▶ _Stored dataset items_
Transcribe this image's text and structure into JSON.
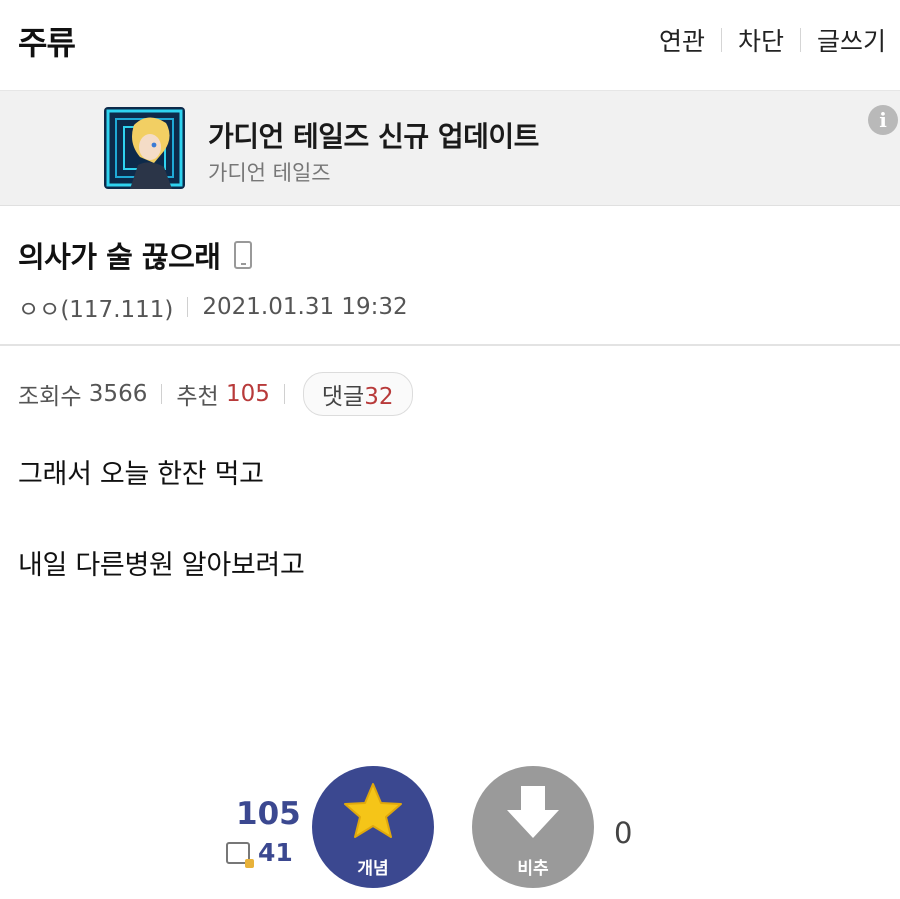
{
  "header": {
    "gallery_name": "주류",
    "links": [
      "연관",
      "차단",
      "글쓰기"
    ]
  },
  "ad": {
    "title": "가디언 테일즈 신규 업데이트",
    "subtitle": "가디언 테일즈",
    "info_icon": "i"
  },
  "post": {
    "title": "의사가 술 끊으래",
    "author": "ㅇㅇ(117.111)",
    "datetime": "2021.01.31 19:32"
  },
  "stats": {
    "views_label": "조회수",
    "views": "3566",
    "recommend_label": "추천",
    "recommend": "105",
    "comments_label": "댓글",
    "comments": "32"
  },
  "body": {
    "line1": "그래서 오늘 한잔 먹고",
    "line2": "내일 다른병원 알아보려고"
  },
  "vote": {
    "up_total": "105",
    "up_mobile": "41",
    "up_label": "개념",
    "down_label": "비추",
    "down_total": "0"
  },
  "colors": {
    "accent": "#3b4890",
    "highlight": "#b83a3a",
    "star": "#f5c518",
    "down_button": "#9a9a9a"
  }
}
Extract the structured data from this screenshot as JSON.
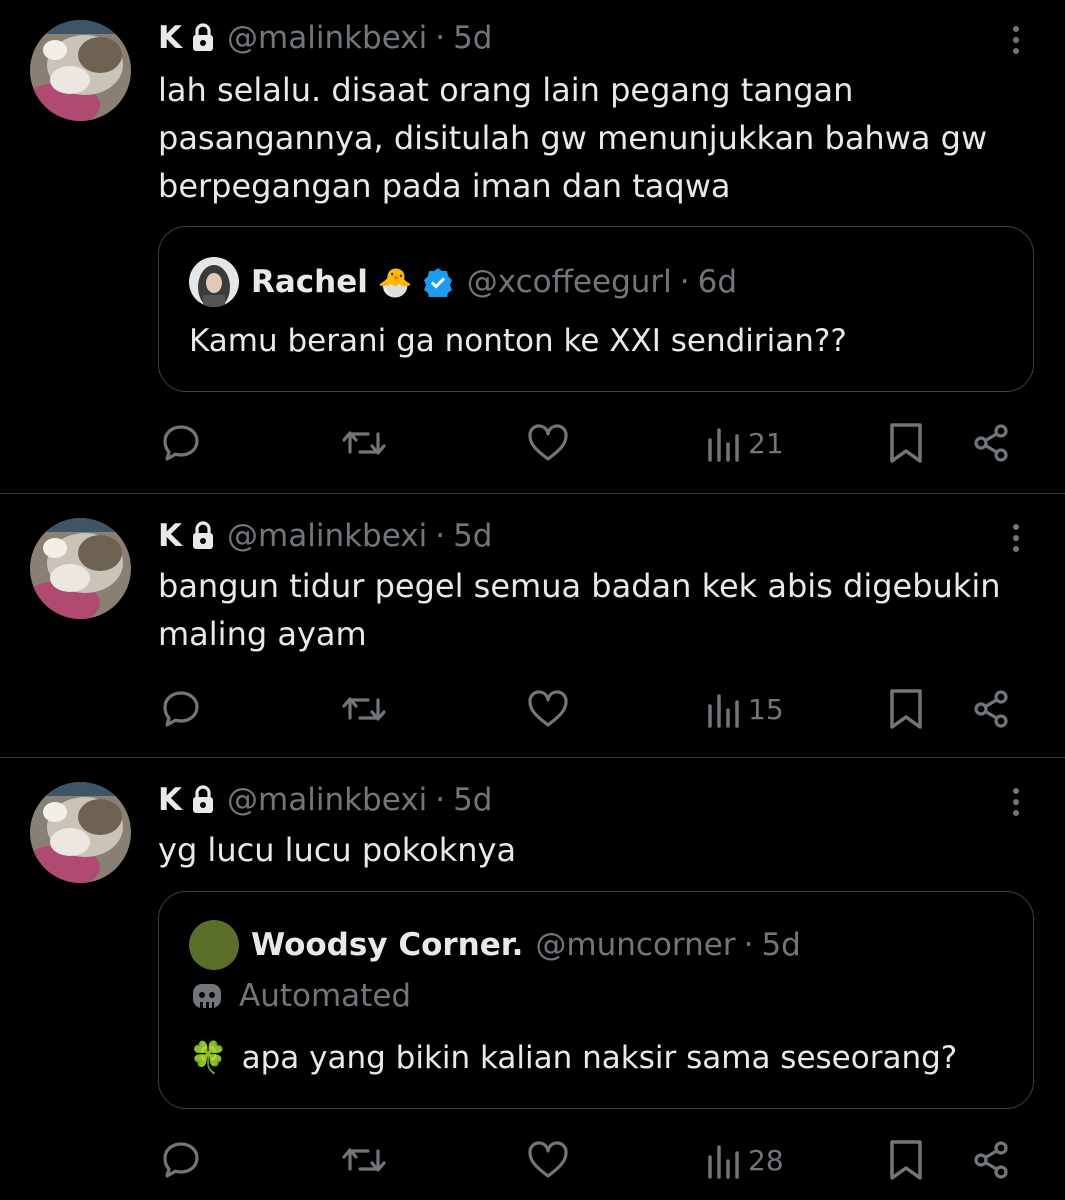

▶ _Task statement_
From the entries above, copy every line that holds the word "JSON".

▶ _Response to the exercise_
Transcribe this image's text and structure into JSON.
Extract the structured data from this screenshot as JSON.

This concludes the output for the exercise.